Items from an interface collection:
* * * * * * *
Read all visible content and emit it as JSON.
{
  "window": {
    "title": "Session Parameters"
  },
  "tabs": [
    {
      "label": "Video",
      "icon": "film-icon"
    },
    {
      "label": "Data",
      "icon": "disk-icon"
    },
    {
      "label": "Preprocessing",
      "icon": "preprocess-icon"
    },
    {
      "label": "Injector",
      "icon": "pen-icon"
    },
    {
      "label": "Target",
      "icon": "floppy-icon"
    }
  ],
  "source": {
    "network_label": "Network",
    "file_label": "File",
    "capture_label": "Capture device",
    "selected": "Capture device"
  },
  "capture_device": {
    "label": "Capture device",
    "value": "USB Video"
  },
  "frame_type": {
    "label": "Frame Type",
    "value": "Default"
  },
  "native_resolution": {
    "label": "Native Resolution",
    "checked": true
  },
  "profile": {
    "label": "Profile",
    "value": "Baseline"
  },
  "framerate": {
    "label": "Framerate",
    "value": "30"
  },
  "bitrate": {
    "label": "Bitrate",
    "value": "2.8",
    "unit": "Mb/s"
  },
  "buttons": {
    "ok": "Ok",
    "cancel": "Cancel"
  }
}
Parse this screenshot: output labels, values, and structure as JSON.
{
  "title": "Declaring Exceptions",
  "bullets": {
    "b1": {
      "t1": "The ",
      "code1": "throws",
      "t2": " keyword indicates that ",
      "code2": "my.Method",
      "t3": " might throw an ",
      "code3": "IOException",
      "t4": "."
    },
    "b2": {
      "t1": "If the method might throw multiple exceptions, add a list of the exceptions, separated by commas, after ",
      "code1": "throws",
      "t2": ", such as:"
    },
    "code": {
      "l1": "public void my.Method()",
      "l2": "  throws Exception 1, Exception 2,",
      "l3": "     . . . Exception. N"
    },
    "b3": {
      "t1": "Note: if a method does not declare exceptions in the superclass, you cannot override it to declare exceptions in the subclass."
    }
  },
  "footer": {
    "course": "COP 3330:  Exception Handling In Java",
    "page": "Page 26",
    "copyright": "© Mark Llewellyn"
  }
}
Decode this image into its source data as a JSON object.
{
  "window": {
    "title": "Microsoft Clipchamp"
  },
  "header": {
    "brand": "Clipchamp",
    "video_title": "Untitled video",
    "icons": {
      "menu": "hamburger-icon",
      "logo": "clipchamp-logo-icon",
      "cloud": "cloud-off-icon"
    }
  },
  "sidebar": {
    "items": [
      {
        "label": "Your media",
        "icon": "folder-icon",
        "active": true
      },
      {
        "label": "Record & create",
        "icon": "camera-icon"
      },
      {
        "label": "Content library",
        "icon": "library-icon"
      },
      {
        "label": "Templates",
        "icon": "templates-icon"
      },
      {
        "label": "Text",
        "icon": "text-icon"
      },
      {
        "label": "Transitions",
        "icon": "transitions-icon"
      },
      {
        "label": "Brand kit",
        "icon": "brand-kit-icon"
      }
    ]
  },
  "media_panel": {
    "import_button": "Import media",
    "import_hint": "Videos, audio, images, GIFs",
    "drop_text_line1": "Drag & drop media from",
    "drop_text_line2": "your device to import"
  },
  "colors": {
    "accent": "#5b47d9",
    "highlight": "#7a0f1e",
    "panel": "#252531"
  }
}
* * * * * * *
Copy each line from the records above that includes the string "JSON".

Read all visible content and emit it as JSON.
Parse this screenshot: output labels, values, and structure as JSON.
Decode this image into its source data as a JSON object.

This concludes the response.